The month of March features Alison Krauss. She of the crystal-clear voice so pure it'll break your heart even when she sings of good times. She doesn't have a lot of power in her voice but it just doesn't matter. She's a superb fiddler and, well, a vocalist whose singing is like a drink from a mountain stream. The fact that she's backed up, or surrounded by, or plays with, or however it is to be put Union Station is just an amazing bonus. Superb musicians in their own right and, of course, the band includes Dan Tyminski who did a star turn with the vocals for "Man of Constant Sorrow" on the O Brother Where Art Thou? soundtrack.

Though not on my soon-to-buy list, Claire Lynch is very much in the same vein. Her backup band, The Front Porch String Band, is just simply note perfect. Do yourself a favor and check them out.

Monday, March 08, 2004

Life imitates art
Low art perhaps but art nonetheless.
Many years and several ages of man ago, I saw Woody Allen's Sleeper and thought it quite amusing. Tres droll. But there was a scene that stuck with me.

Woody's character was being awakened from his frozen state and the conspirators are discussing just who it is they're awakening. He was, it seems, the owner of a health food store called something idiotic like "The Happy Carrot" where all sorts of organic and macrobiotic foods were sold. After hearing this, one of the scientsts, with a slightly amazed expression, asks, "Didn't they know about fried foods?"

Given the popularity of low carb diets, it seems Woody was ahead of his time. Atkins is so Cugat.
I thought about it
But I just couldn't call myself the InstaPugnit.

Sunday, March 07, 2004

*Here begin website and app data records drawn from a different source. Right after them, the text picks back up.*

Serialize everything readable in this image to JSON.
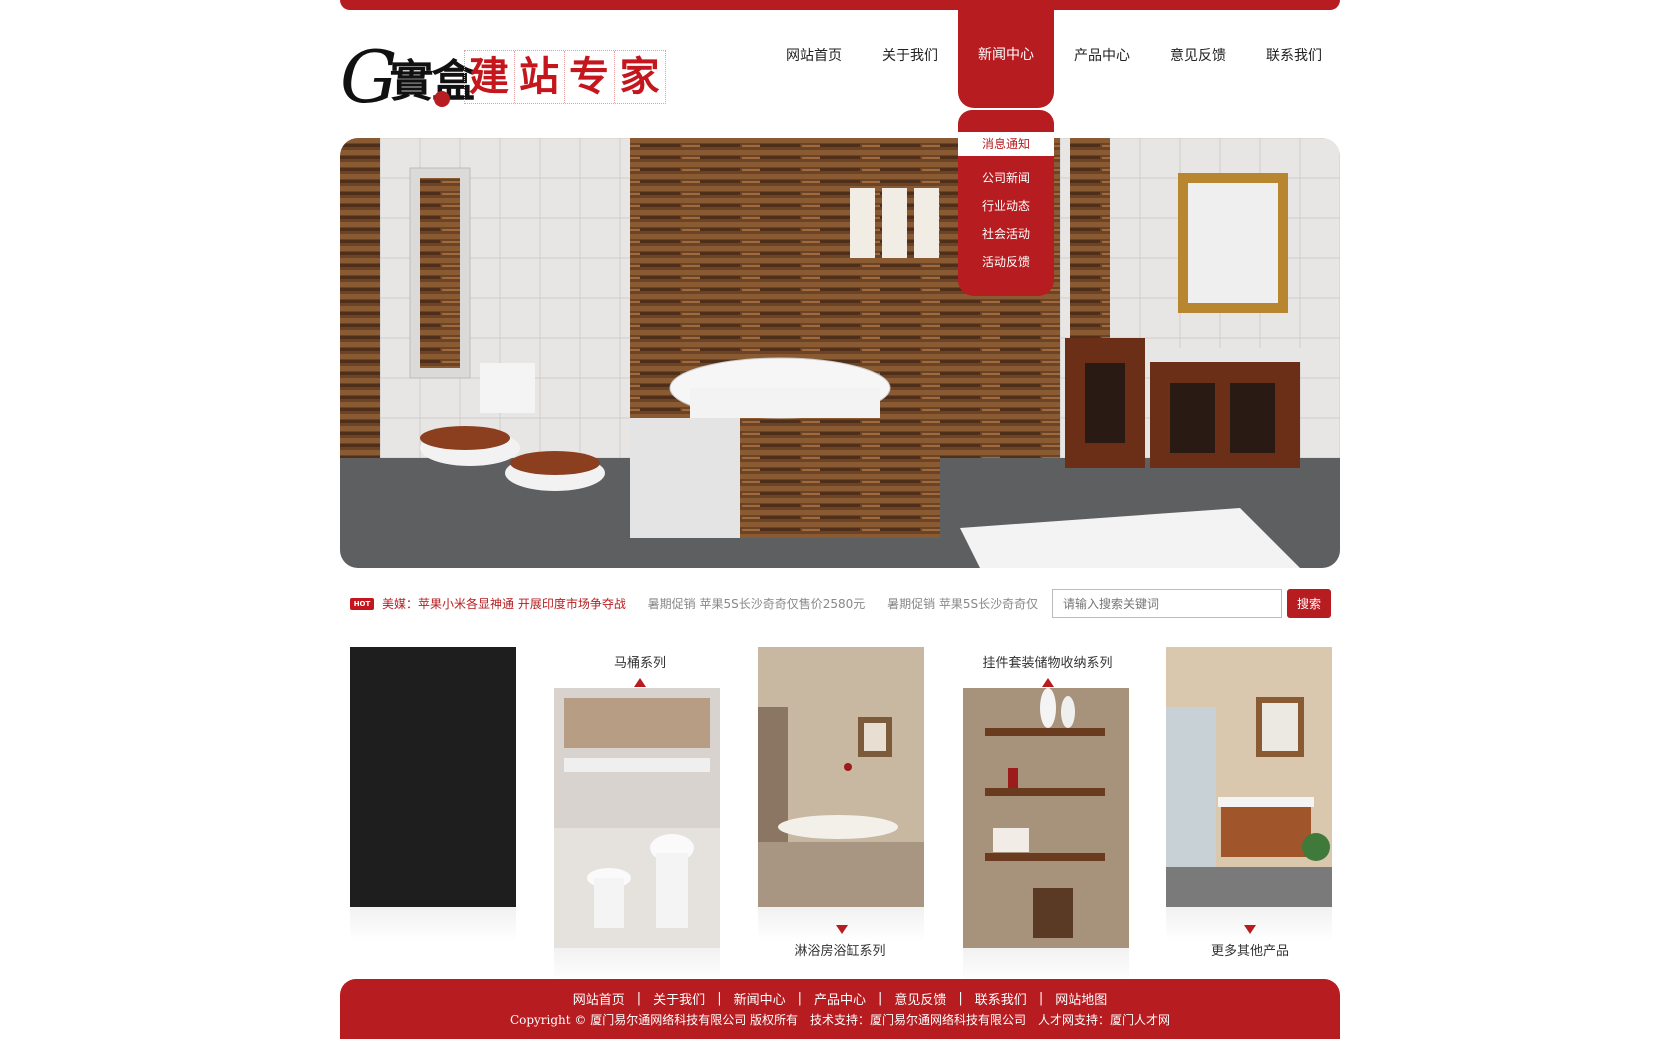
{
  "logo": {
    "letter": "G",
    "hanzi": "實盒",
    "slogan": [
      "建",
      "站",
      "专",
      "家"
    ]
  },
  "nav": {
    "items": [
      "网站首页",
      "关于我们",
      "新闻中心",
      "产品中心",
      "意见反馈",
      "联系我们"
    ],
    "active_index": 2
  },
  "submenu": {
    "first": "消息通知",
    "items": [
      "公司新闻",
      "行业动态",
      "社会活动",
      "活动反馈"
    ]
  },
  "ticker": {
    "hot_badge": "HOT",
    "item1": "美媒：苹果小米各显神通 开展印度市场争夺战",
    "item2": "暑期促销 苹果5S长沙奇奇仅售价2580元",
    "item3": "暑期促销 苹果5S长沙奇奇仅"
  },
  "search": {
    "placeholder": "请输入搜索关键词",
    "button": "搜索"
  },
  "products": {
    "p2_label": "马桶系列",
    "p3_label": "淋浴房浴缸系列",
    "p4_label": "挂件套装储物收纳系列",
    "p5_label": "更多其他产品"
  },
  "footer": {
    "links": [
      "网站首页",
      "关于我们",
      "新闻中心",
      "产品中心",
      "意见反馈",
      "联系我们",
      "网站地图"
    ],
    "copyright": "Copyright © 厦门易尔通网络科技有限公司 版权所有　技术支持：厦门易尔通网络科技有限公司　人才网支持：厦门人才网"
  },
  "colors": {
    "brand_red": "#b71c20",
    "text": "#333333"
  }
}
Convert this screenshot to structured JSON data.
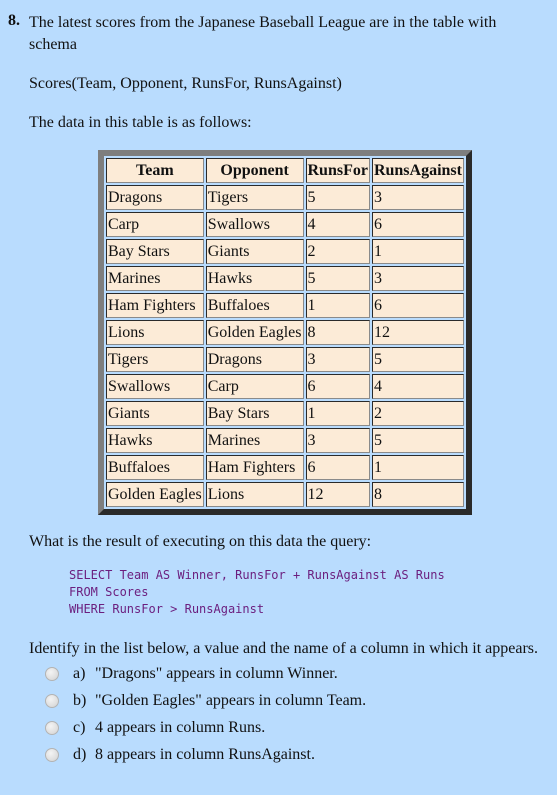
{
  "question": {
    "number": "8.",
    "intro": "The latest scores from the Japanese Baseball League are in the table with schema",
    "schema": "Scores(Team, Opponent, RunsFor, RunsAgainst)",
    "data_intro": "The data in this table is as follows:",
    "table": {
      "headers": [
        "Team",
        "Opponent",
        "RunsFor",
        "RunsAgainst"
      ],
      "rows": [
        [
          "Dragons",
          "Tigers",
          "5",
          "3"
        ],
        [
          "Carp",
          "Swallows",
          "4",
          "6"
        ],
        [
          "Bay Stars",
          "Giants",
          "2",
          "1"
        ],
        [
          "Marines",
          "Hawks",
          "5",
          "3"
        ],
        [
          "Ham Fighters",
          "Buffaloes",
          "1",
          "6"
        ],
        [
          "Lions",
          "Golden Eagles",
          "8",
          "12"
        ],
        [
          "Tigers",
          "Dragons",
          "3",
          "5"
        ],
        [
          "Swallows",
          "Carp",
          "6",
          "4"
        ],
        [
          "Giants",
          "Bay Stars",
          "1",
          "2"
        ],
        [
          "Hawks",
          "Marines",
          "3",
          "5"
        ],
        [
          "Buffaloes",
          "Ham Fighters",
          "6",
          "1"
        ],
        [
          "Golden Eagles",
          "Lions",
          "12",
          "8"
        ]
      ]
    },
    "query_prompt": "What is the result of executing on this data the query:",
    "sql": [
      "SELECT Team AS Winner, RunsFor + RunsAgainst AS Runs",
      "FROM Scores",
      "WHERE RunsFor > RunsAgainst"
    ],
    "identify": "Identify in the list below, a value and the name of a column in which it appears.",
    "options": [
      {
        "label": "a)",
        "text": "\"Dragons\" appears in column Winner."
      },
      {
        "label": "b)",
        "text": "\"Golden Eagles\" appears in column Team."
      },
      {
        "label": "c)",
        "text": "4 appears in column Runs."
      },
      {
        "label": "d)",
        "text": "8 appears in column RunsAgainst."
      }
    ]
  },
  "colors": {
    "background": "#b9dcfe",
    "cell": "#fcebd7",
    "sql_text": "#6b1e7e"
  }
}
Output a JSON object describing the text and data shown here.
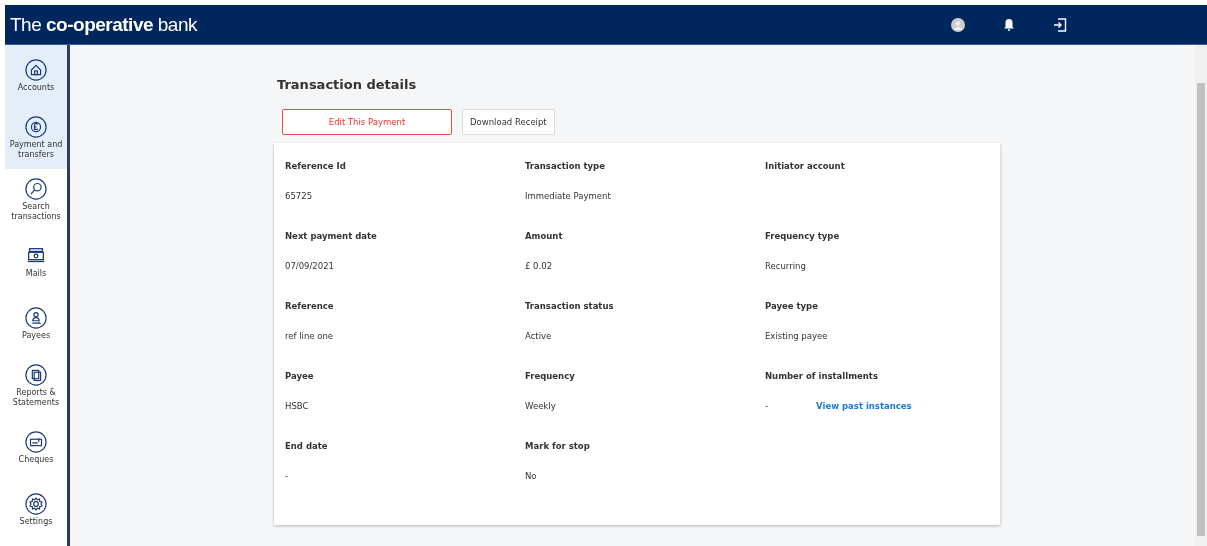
{
  "header": {
    "logo_light": "The",
    "logo_bold": "co-operative",
    "logo_end": "bank"
  },
  "sidebar": {
    "items": [
      {
        "label": "Accounts",
        "selected": true
      },
      {
        "label": "Payment and transfers",
        "selected": true
      },
      {
        "label": "Search transactions",
        "selected": false
      },
      {
        "label": "Mails",
        "selected": false
      },
      {
        "label": "Payees",
        "selected": false
      },
      {
        "label": "Reports & Statements",
        "selected": false
      },
      {
        "label": "Cheques",
        "selected": false
      },
      {
        "label": "Settings",
        "selected": false
      }
    ]
  },
  "page": {
    "title": "Transaction details",
    "buttons": [
      {
        "label": "Edit This Payment",
        "kind": "outline"
      },
      {
        "label": "Download Receipt",
        "kind": "plain"
      }
    ]
  },
  "details": [
    {
      "label": "Reference Id",
      "value": "65725"
    },
    {
      "label": "Transaction type",
      "value": "Immediate Payment"
    },
    {
      "label": "Initiator account"
    },
    {
      "label": "Next payment date",
      "value": "07/09/2021"
    },
    {
      "label": "Amount",
      "value": "£ 0.02"
    },
    {
      "label": "Frequency type",
      "value": "Recurring"
    },
    {
      "label": "Reference",
      "value": "ref line one"
    },
    {
      "label": "Transaction status",
      "value": "Active"
    },
    {
      "label": "Payee type",
      "value": "Existing payee"
    },
    {
      "label": "Payee",
      "value": "HSBC"
    },
    {
      "label": "Frequency",
      "value": "Weekly"
    },
    {
      "label": "Number of installments",
      "value": "-",
      "link": "View past instances"
    },
    {
      "label": "End date",
      "value": "-"
    },
    {
      "label": "Mark for stop",
      "value": "No"
    }
  ]
}
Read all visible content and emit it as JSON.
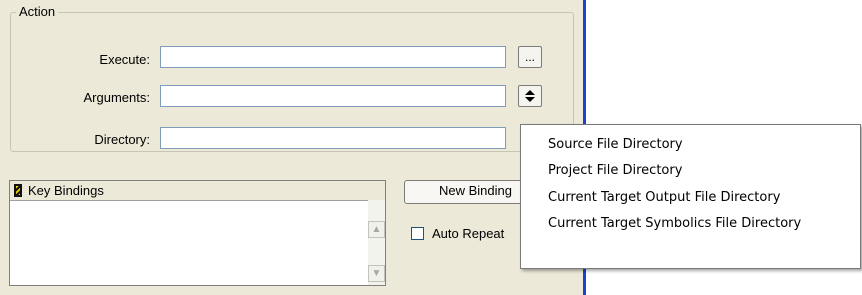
{
  "action_group": {
    "title": "Action",
    "execute_label": "Execute:",
    "execute_value": "",
    "execute_browse_label": "...",
    "arguments_label": "Arguments:",
    "arguments_value": "",
    "arguments_menu_icon": "updown-arrow-icon",
    "directory_label": "Directory:",
    "directory_value": ""
  },
  "key_bindings": {
    "header": "Key Bindings",
    "header_icon": "keyboard-icon",
    "items": []
  },
  "buttons": {
    "new_binding_label": "New Binding"
  },
  "auto_repeat": {
    "label": "Auto Repeat",
    "checked": false
  },
  "context_menu": {
    "items": [
      "Source File Directory",
      "Project File Directory",
      "Current Target Output File Directory",
      "Current Target Symbolics File Directory"
    ]
  },
  "colors": {
    "panel_bg": "#ece9d8",
    "accent_line": "#1f3fd0"
  }
}
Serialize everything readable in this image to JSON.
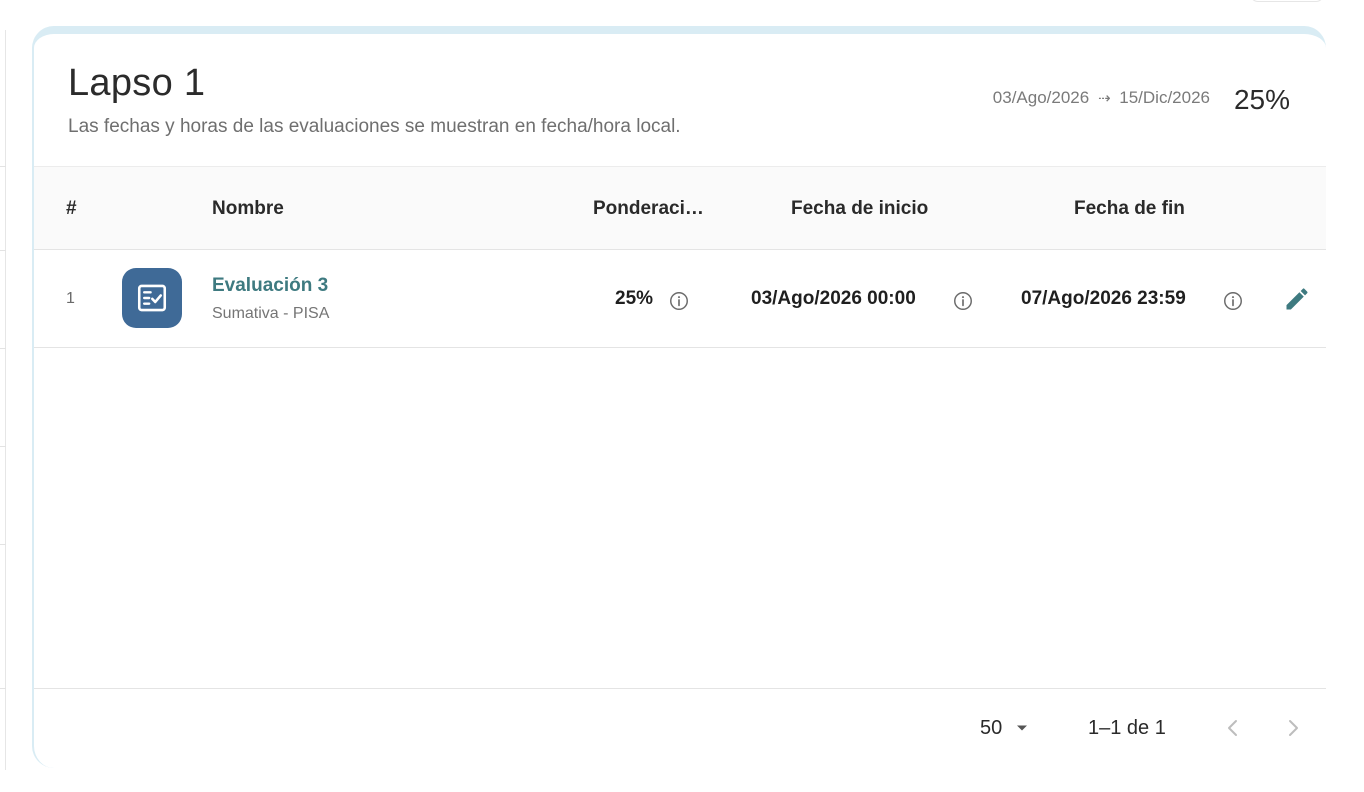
{
  "section": {
    "title": "Lapso 1",
    "subtitle": "Las fechas y horas de las evaluaciones se muestran en fecha/hora local.",
    "start_date": "03/Ago/2026",
    "end_date": "15/Dic/2026",
    "weight": "25%"
  },
  "table": {
    "columns": {
      "num": "#",
      "name": "Nombre",
      "weight": "Ponderaci…",
      "start": "Fecha de inicio",
      "end": "Fecha de fin"
    },
    "rows": [
      {
        "num": "1",
        "icon": "checklist-icon",
        "name": "Evaluación 3",
        "type": "Sumativa - PISA",
        "weight": "25%",
        "start": "03/Ago/2026 00:00",
        "end": "07/Ago/2026 23:59"
      }
    ]
  },
  "pagination": {
    "rows_per_page": "50",
    "range": "1–1 de 1"
  },
  "colors": {
    "accent_teal": "#3e7a80",
    "avatar_bg": "#3f6a97",
    "card_border": "#d9ecf4"
  }
}
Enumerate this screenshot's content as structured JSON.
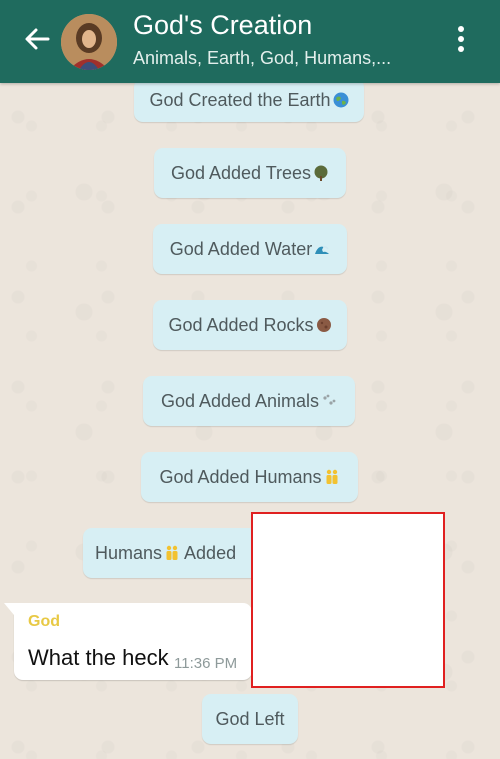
{
  "header": {
    "title": "God's Creation",
    "subtitle": "Animals, Earth, God, Humans,...",
    "color": "#1f6b5e"
  },
  "notices": [
    {
      "text": "God Created the Earth",
      "emoji": "globe-emoji"
    },
    {
      "text": "God Added Trees",
      "emoji": "tree-emoji"
    },
    {
      "text": "God Added Water",
      "emoji": "wave-emoji"
    },
    {
      "text": "God Added Rocks",
      "emoji": "rock-emoji"
    },
    {
      "text": "God Added Animals",
      "emoji": "paw-prints-emoji"
    },
    {
      "text": "God Added Humans",
      "emoji": "people-emoji"
    },
    {
      "text_before": "Humans",
      "text_after": " Added",
      "emoji": "people-emoji"
    },
    {
      "text": "God Left"
    }
  ],
  "message": {
    "sender": "God",
    "text": "What the heck",
    "time": "11:36 PM",
    "sender_color": "#e8c945"
  },
  "redaction_color": "#e02020"
}
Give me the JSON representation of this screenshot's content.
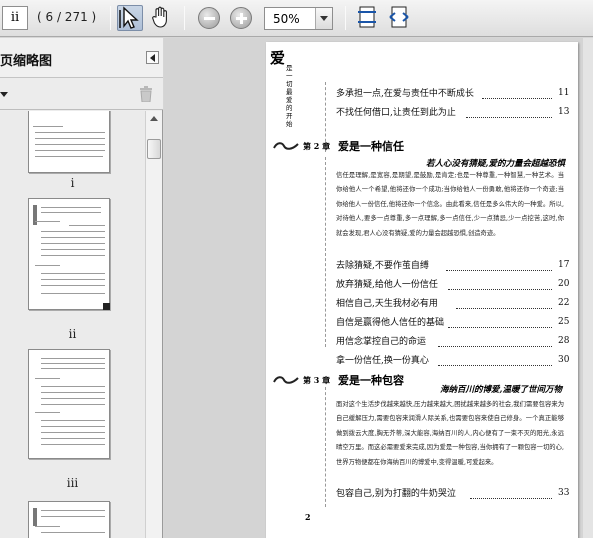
{
  "toolbar": {
    "page_field_value": "ii",
    "page_count": "( 6 / 271 )",
    "zoom_value": "50%",
    "icons": [
      "select-arrow-icon",
      "hand-icon",
      "zoom-out-icon",
      "zoom-in-icon",
      "fit-page-icon",
      "fit-width-icon"
    ]
  },
  "sidebar": {
    "title": "页缩略图",
    "thumbnails": [
      {
        "label": "i"
      },
      {
        "label": "ii"
      },
      {
        "label": "iii"
      },
      {
        "label": ""
      }
    ]
  },
  "document": {
    "side_title_big": "爱",
    "side_title_vertical": "是一切最爱的开始",
    "top_entries": [
      {
        "title": "多承担一点,在爱与责任中不断成长",
        "page": "11"
      },
      {
        "title": "不找任何借口,让责任到此为止",
        "page": "13"
      }
    ],
    "chapter2": {
      "num": "第 2 章",
      "title": "爱是一种信任",
      "subtitle": "若人心没有猜疑,爱的力量会超越恐惧",
      "paragraph": "信任是理解,是宽容,是期望,是鼓励,是肯定;也是一种尊重,一种智慧,一种艺术。当你给他人一个希望,他将还你一个成功;当你给他人一份勇敢,他将还你一个奇迹;当你给他人一份信任,他将还你一个信念。由此看来,信任是多么伟大的一种爱。所以,对待他人,要多一点尊重,多一点理解,多一点信任,少一点猜忌,少一点挖苦,这时,你就会发现,君人心没有猜疑,爱的力量会超越恐惧,创造奇迹。",
      "entries": [
        {
          "title": "去除猜疑,不要作茧自缚",
          "page": "17"
        },
        {
          "title": "放弃猜疑,给他人一份信任",
          "page": "20"
        },
        {
          "title": "相信自己,天生我材必有用",
          "page": "22"
        },
        {
          "title": "自信是赢得他人信任的基础",
          "page": "25"
        },
        {
          "title": "用信念掌控自己的命运",
          "page": "28"
        },
        {
          "title": "拿一份信任,换一份真心",
          "page": "30"
        }
      ]
    },
    "chapter3": {
      "num": "第 3 章",
      "title": "爱是一种包容",
      "subtitle": "海纳百川的博爱,温暖了世间万物",
      "paragraph": "面对这个生活步伐越来越快,压力越来越大,困扰越来越多的社会,我们需要包容来为自己缓解压力,需要包容来润滑人际关系,也需要包容来使自己修身。一个真正能够做到拨云大度,胸无芥蒂,深大能容,海纳百川的人,内心便有了一束不灭的阳光,永远晴空万里。而这必需要爱来完成,因为爱是一种包容,当你拥有了一颗包容一切的心,世界万物便都在你海纳百川的博爱中,变得温暖,可爱起来。",
      "entries": [
        {
          "title": "包容自己,别为打翻的牛奶哭泣",
          "page": "33"
        }
      ]
    },
    "page_number": "2"
  }
}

The glossy and delectable IML8
I am indebted to the web for such things as horking up wonderful people on the barren shore of the desert island that is my life. (Boo hoo! Ed.) Here are links that I wouldn't have ever found had I not been sent them:
What did you want to know about tanukis? and here's a print I'm buying as soon as I stop spending absurd amounts of money on my new place. I think it will go nicely with my whimsical "sushi kitties" print that was a gift from another glossy and delectable one everso many years ago. When I ever get around to upgrading myself with blogger, I'll post a picture of the sushi kitties. Whimsical. Yeah. Whimsical.

Sorry for the lack of posting lately but between working more hours, watching that best of all televised sports (do I have to say?: college basketball), and dealing with my impending home purchase, I've had a bit of time suckage going on. Cheerio, wot wot! More blather in the near future.

Wednesday, March 03, 2004

He sings! He dances!
Well, it's pretty unlikely that he dances. But John Kerry does sing about his approach to any spending for national defense.

Tuesday, March 02, 2004

More dogs
Pugs, pugs and more pugs. There's a reason the Little Turk is the only dog with a motto: Multum in parvo (which, if memory doesn't betray, means something like "A lot of dog in a small space"). They are a lot of dog in a small space. Well, I'm seeing a lot of pugs in the small space of my television machine box.

Verizon has a an ad for its DSL service slamming Comcast (on the basis of cost and lack of equipment provided) in which a guy is on the phone checking with each service as his pug roams the room and jumps up on the couch when he sits down. Then Comcast responded with an ad that is well nigh identical (they may have even gotten the same actor and pug, certainly they got the same set) except the focus is on the higher bandwidth of a cable modem. Needless to say, the actor in each ad chooses a different service.

Who cares? (Umm, Verizon, I really do care! I love my DSL service. kissy kissy!) I get to see more pugs on the tube. And don't that just make life a little more pleasant?